In accordance with this attitude, I am distinctly opposed to visibly arrogant and arbitrary extremes of government—but this is simply because I wish the safety of an artistic and intellectual civilisation to be secure, not because I have any sympathy with the coarse-grained herd who would menace the civilisation if not placated by sops. Surely you can see the profound and abysmal difference between this emotional attitude and the emotional attitude of the democratic reformer who becomes wildly excited over the “wrongs of the masses”. This reformer has uppermost in his mind the welfare of those masses themselves—he feels with them, takes up a mental-emotional point of view as one of them, regards their advancement as his prime objective independently of anything else, and would willingly sacrifice the finest fruits of the civilisation for the sake of stuffing their bellies and giving them two cinema shows instead of one per day. I, on the other hand, don’t give a hang about the masses except so far as I think deliberate cruelty is coarse and unaesthetic—be it toward horses, oxen, undeveloped men, dogs, niggers, or poultry.

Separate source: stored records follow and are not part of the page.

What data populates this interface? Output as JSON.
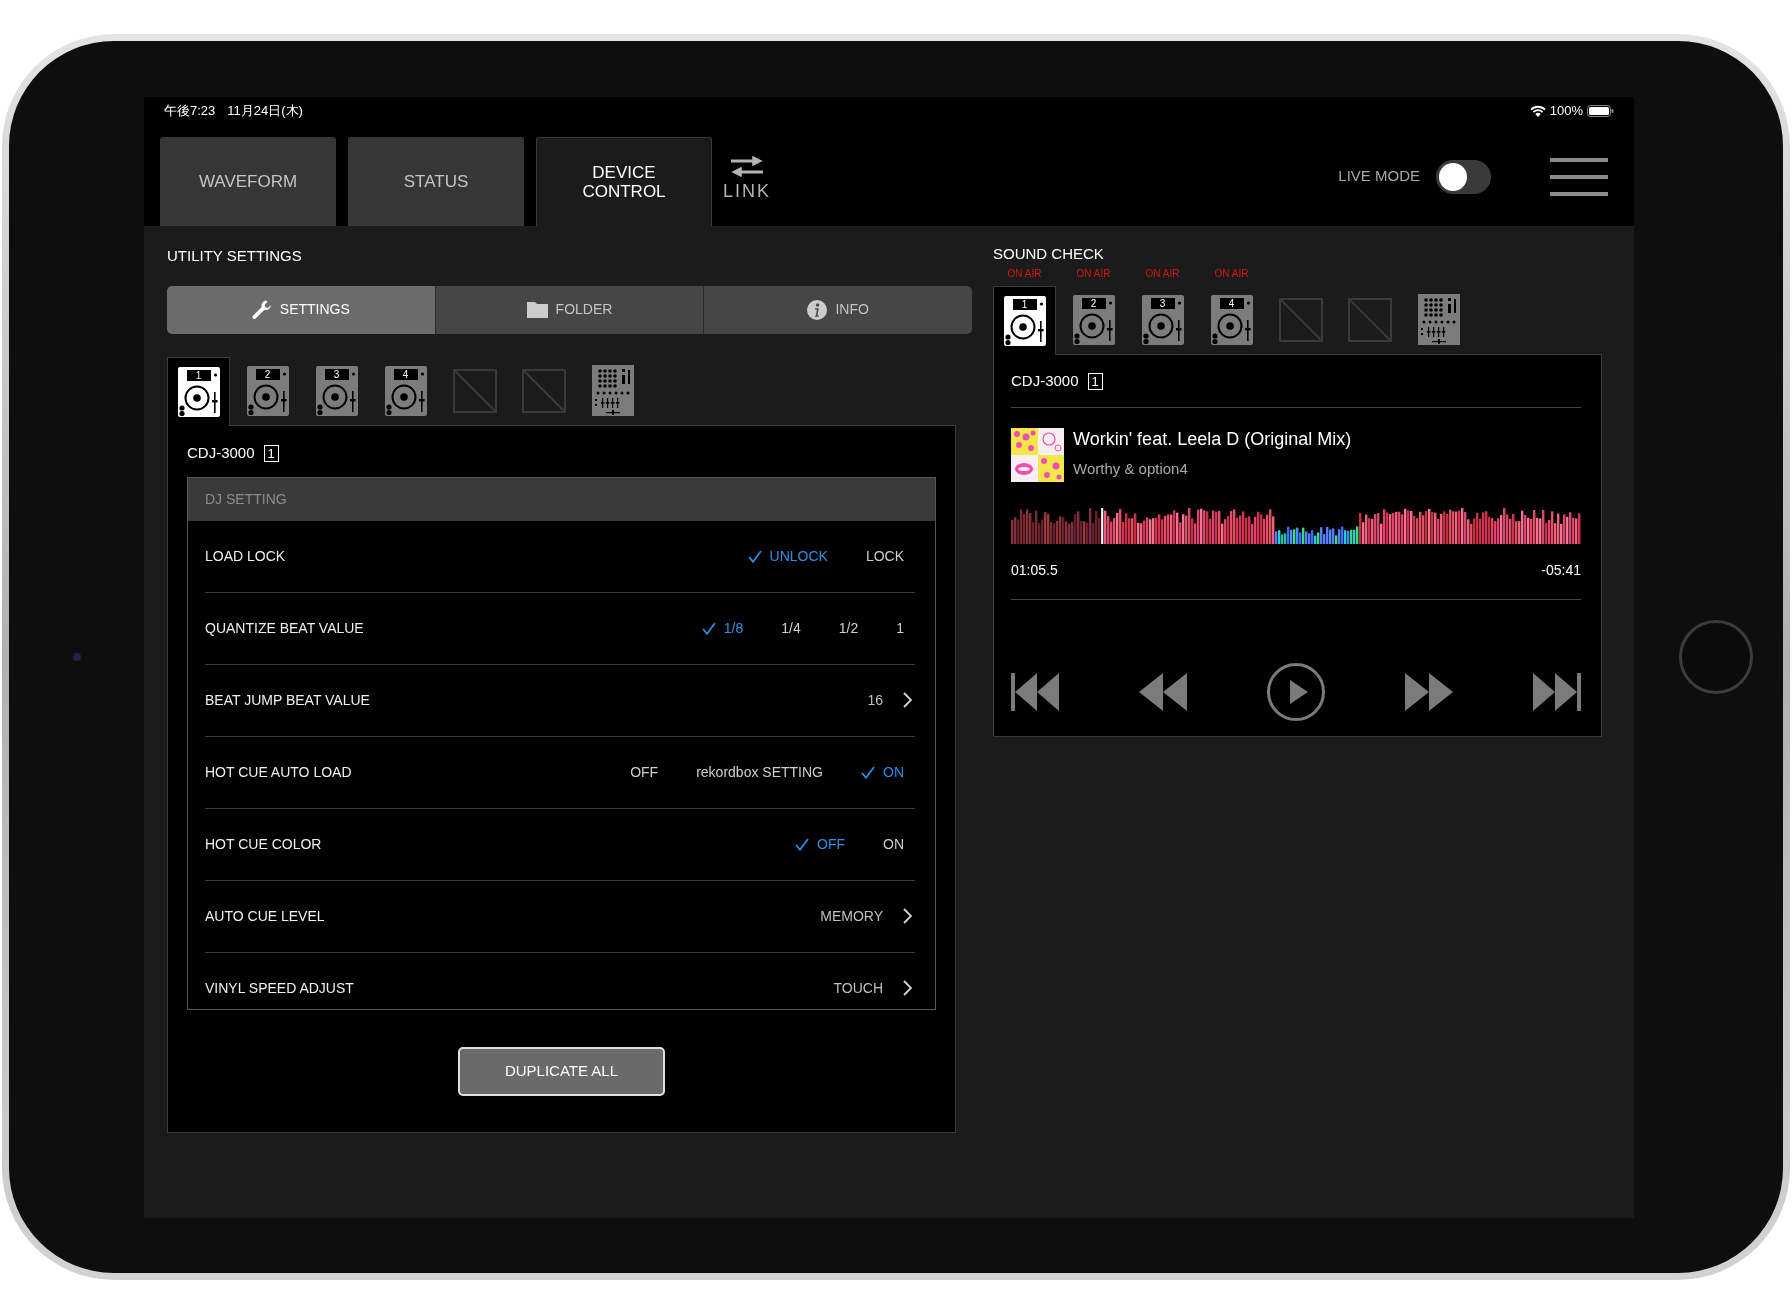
{
  "status_bar": {
    "time": "午後7:23",
    "date": "11月24日(木)",
    "battery": "100%"
  },
  "header": {
    "tabs": [
      {
        "label": "WAVEFORM",
        "selected": false
      },
      {
        "label": "STATUS",
        "selected": false
      },
      {
        "label": "DEVICE CONTROL",
        "selected": true
      }
    ],
    "link": {
      "label": "LINK"
    },
    "live_mode": {
      "label": "LIVE MODE",
      "on": false
    }
  },
  "utility_settings": {
    "title": "UTILITY SETTINGS",
    "tabs": [
      {
        "kind": "settings",
        "label": "SETTINGS",
        "selected": true
      },
      {
        "kind": "folder",
        "label": "FOLDER",
        "selected": false
      },
      {
        "kind": "info",
        "label": "INFO",
        "selected": false
      }
    ],
    "devices": [
      {
        "kind": "player",
        "number": "1",
        "selected": true
      },
      {
        "kind": "player",
        "number": "2",
        "selected": false
      },
      {
        "kind": "player",
        "number": "3",
        "selected": false
      },
      {
        "kind": "player",
        "number": "4",
        "selected": false
      },
      {
        "kind": "empty",
        "selected": false
      },
      {
        "kind": "empty",
        "selected": false
      },
      {
        "kind": "mixer",
        "selected": false
      }
    ],
    "device_name": "CDJ-3000",
    "device_number": "1",
    "section": "DJ SETTING",
    "rows": [
      {
        "kind": "options",
        "label": "LOAD LOCK",
        "options": [
          {
            "label": "UNLOCK",
            "selected": true
          },
          {
            "label": "LOCK",
            "selected": false
          }
        ]
      },
      {
        "kind": "options",
        "label": "QUANTIZE BEAT VALUE",
        "options": [
          {
            "label": "1/8",
            "selected": true
          },
          {
            "label": "1/4",
            "selected": false
          },
          {
            "label": "1/2",
            "selected": false
          },
          {
            "label": "1",
            "selected": false
          }
        ]
      },
      {
        "kind": "link",
        "label": "BEAT JUMP BEAT VALUE",
        "value": "16"
      },
      {
        "kind": "options",
        "label": "HOT CUE AUTO LOAD",
        "options": [
          {
            "label": "OFF",
            "selected": false
          },
          {
            "label": "rekordbox SETTING",
            "selected": false
          },
          {
            "label": "ON",
            "selected": true
          }
        ]
      },
      {
        "kind": "options",
        "label": "HOT CUE COLOR",
        "options": [
          {
            "label": "OFF",
            "selected": true
          },
          {
            "label": "ON",
            "selected": false
          }
        ]
      },
      {
        "kind": "link",
        "label": "AUTO CUE LEVEL",
        "value": "MEMORY"
      },
      {
        "kind": "link",
        "label": "VINYL SPEED ADJUST",
        "value": "TOUCH"
      }
    ],
    "duplicate_button": "DUPLICATE ALL"
  },
  "sound_check": {
    "title": "SOUND CHECK",
    "devices": [
      {
        "kind": "player",
        "number": "1",
        "badge": "ON AIR",
        "selected": true
      },
      {
        "kind": "player",
        "number": "2",
        "badge": "ON AIR",
        "selected": false
      },
      {
        "kind": "player",
        "number": "3",
        "badge": "ON AIR",
        "selected": false
      },
      {
        "kind": "player",
        "number": "4",
        "badge": "ON AIR",
        "selected": false
      },
      {
        "kind": "empty",
        "selected": false
      },
      {
        "kind": "empty",
        "selected": false
      },
      {
        "kind": "mixer",
        "selected": false
      }
    ],
    "device_name": "CDJ-3000",
    "device_number": "1",
    "track": {
      "title": "Workin' feat. Leela D (Original Mix)",
      "artist": "Worthy & option4"
    },
    "waveform": {
      "level": 0.16
    },
    "elapsed": "01:05.5",
    "remaining": "-05:41"
  }
}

DESCRIPTION: In a letter to his friend Woodburn Harris, Lovecraft claims that contemporary reformers care only about the daily needs of Americans while he, in comparison, cares only about the “safety of an artistic and intellectual civilisation.”

CITATION: Lovecraft, H. P. “To Woodburn Harris.” 25 Feb. 1929. Lord of a Visible World: An Autobiography in Letters. Edited by S. T. Joshi and David E. Schultz, Ohio University Press, 2000, pp. 226-9.

A Reversion to Savagery

The most alarming tendency observable in this age is a growing disregard for the established forces of law and order. Whether or not stimulated by the noxious example of the almost sub-human Russian rabble, the less intelligent element throughout the world seems animated by a singular viciousness, and exhibits symptoms like those of a herd on the verge of stampeding. Whilst long-winded politicians preach universal peace, long-haired anarchists are preaching a social upheaval which means nothing more or less than a reversion to savagery or mediaeval barbarism. Even in this traditionally orderly nation the number of Bolsheviki, both open and veiled, is considerable enough to require remedial measures. The repeated and unreasonable strikes of important workers, seemingly with the object of indiscriminate extortion rather than rational wage increase, constitute a menace which should be checked.


DESCRIPTION: In his essay “Bolshevism,” Lovecraft recommends that the government suppress working-class agitation in order to prevent “social upheaval” and class warfare.

CITATION: Lovecraft, H. P. “Bolshevism” Collected Essays. Edited by S. T. Joshi, vol. 5, Hippocampus Press, 2006, p. 37.